So, what’s next? Armando plans to write a poem about ‘Partygate’ and hopes to shoot a film next year set in the world of social media. He joked: “I can’t say anymore because Zuckerberg has my family.” (TK) 

Watch Armando Iannucci's Edinburgh International Book Festival event online via edbookfest.org.uk 

Alan Cumming

After this gig, Alan Cumming is going to a party to celebrate having a bagel named after him. “I love my bagel,” he laughs, unashamed. And this is the theme of the hour: unpretentiousness, anti-snobbery and authenticity.  

We’re at Central Hall to talk about Cumming’s new book, Baggage, a main theme of which is finding your authenticity and holding on to it; sometimes for dear life. Baggage is a whirlwind through Cumming’s life and career; it’s not until event chair Jackie Wylie reels off his wide-ranging achievements that it becomes clear just how eclectic the path he’s taken has been.

Cumming is appreciative of everything he puts his name to. He appeared in films from the Spice Girls and Stanley Kubrick back-to-back, and is genuinely grateful to be in them both. Authenticity, he explains, comes from doing what he wants. Sometimes that’s playing a Smurf, sometimes it’s a challenging one-man Broadway production of Macbeth that led him to believe he would die. 

Cumming is open, direct and incredibly thoughtful about his success and the opportunities open to him. “I have great access to darkness,” he says. “But I choose to stand in the light.” That’s not some glib, just-think-yourself-happy platitude at all, but a deliberate reaction to his circumstances from someone who’s clearly thought about this a lot. As a subject, Cumming is bursting with anecdotes, jokes and asides; as a human he is mindful, insightful and determined to live and act with kindness. Five stars. (Kirstyn Smith) 

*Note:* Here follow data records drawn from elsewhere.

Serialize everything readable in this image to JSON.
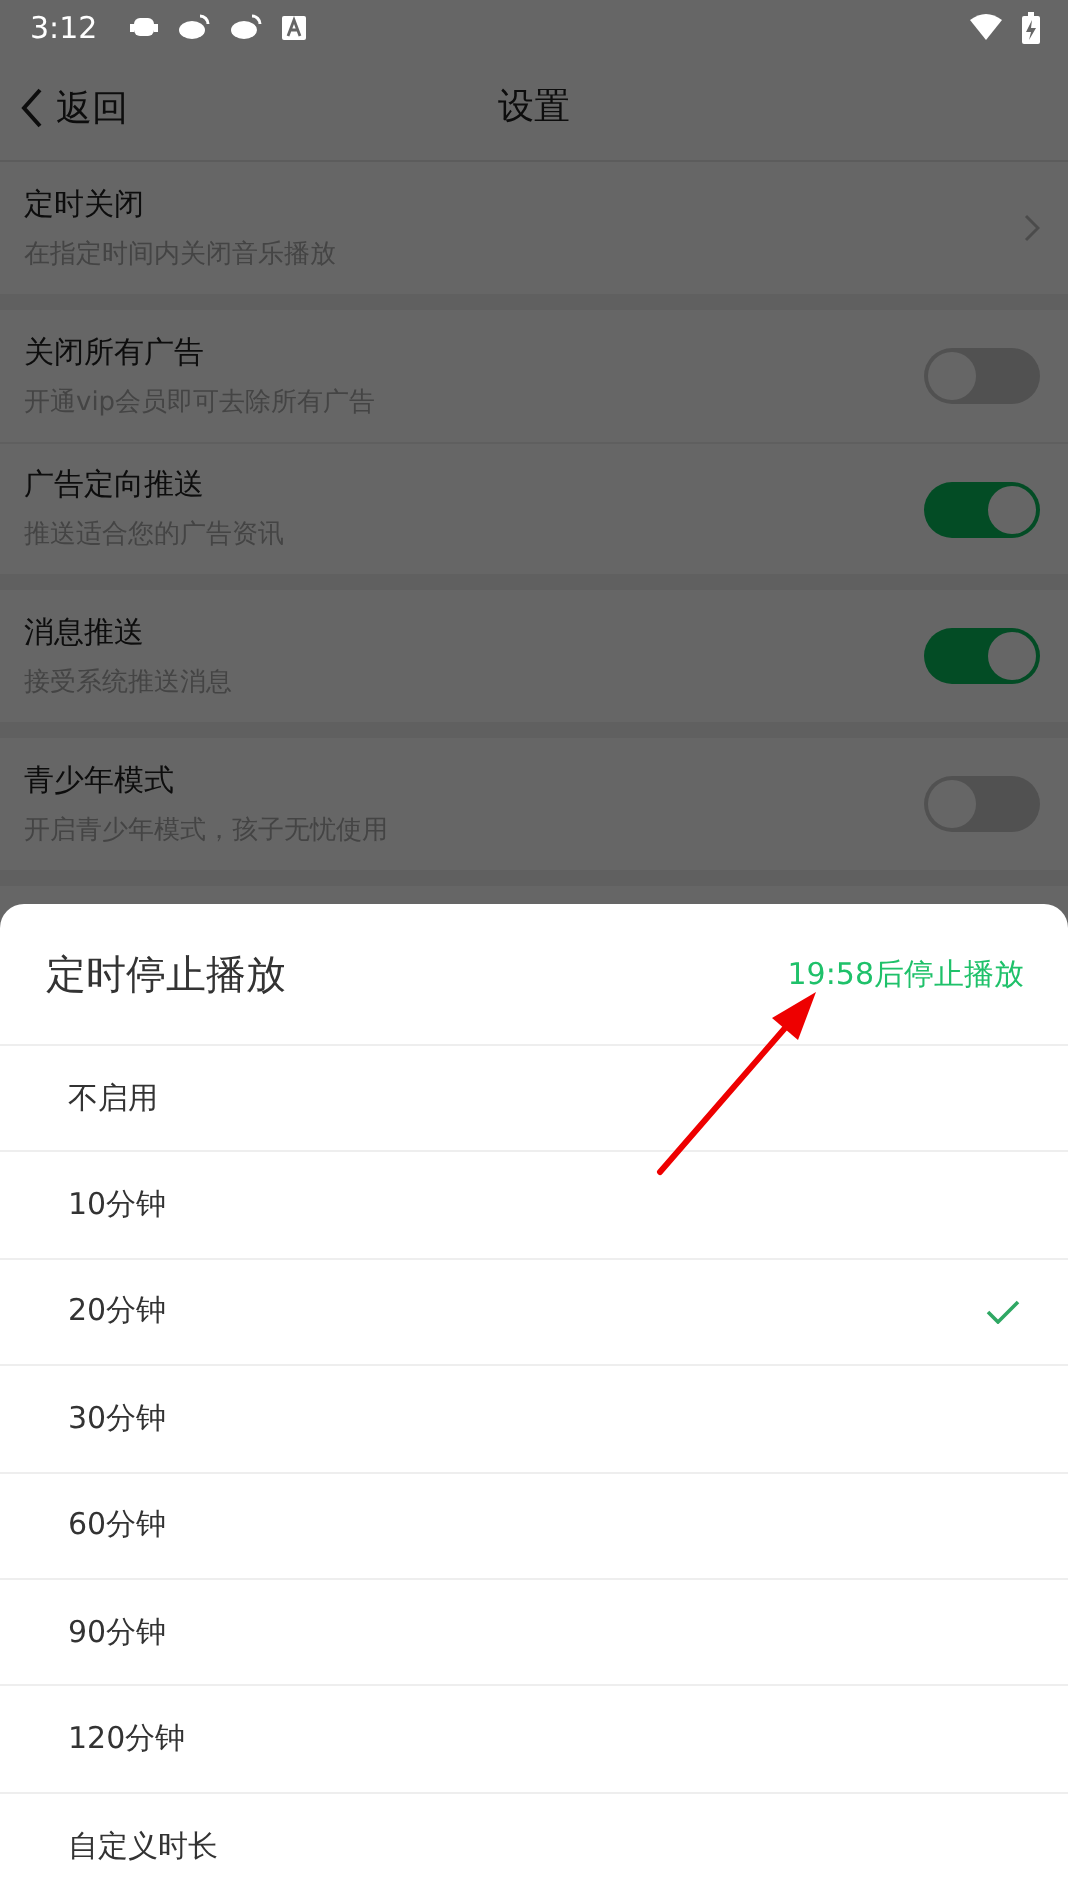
{
  "status_bar": {
    "time": "3:12"
  },
  "header": {
    "back": "返回",
    "title": "设置"
  },
  "groups": [
    [
      {
        "kind": "link",
        "title": "定时关闭",
        "subtitle": "在指定时间内关闭音乐播放"
      }
    ],
    [
      {
        "kind": "switch",
        "title": "关闭所有广告",
        "subtitle": "开通vip会员即可去除所有广告",
        "on": false
      },
      {
        "kind": "switch",
        "title": "广告定向推送",
        "subtitle": "推送适合您的广告资讯",
        "on": true
      }
    ],
    [
      {
        "kind": "switch",
        "title": "消息推送",
        "subtitle": "接受系统推送消息",
        "on": true
      }
    ],
    [
      {
        "kind": "switch",
        "title": "青少年模式",
        "subtitle": "开启青少年模式，孩子无忧使用",
        "on": false
      }
    ]
  ],
  "sheet": {
    "title": "定时停止播放",
    "status": "19:58后停止播放",
    "options": [
      {
        "label": "不启用",
        "selected": false
      },
      {
        "label": "10分钟",
        "selected": false
      },
      {
        "label": "20分钟",
        "selected": true
      },
      {
        "label": "30分钟",
        "selected": false
      },
      {
        "label": "60分钟",
        "selected": false
      },
      {
        "label": "90分钟",
        "selected": false
      },
      {
        "label": "120分钟",
        "selected": false
      },
      {
        "label": "自定义时长",
        "selected": false
      }
    ]
  }
}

Watch Alan Cumming's Edinburgh International Book Festival event online via edbookfest.org.uk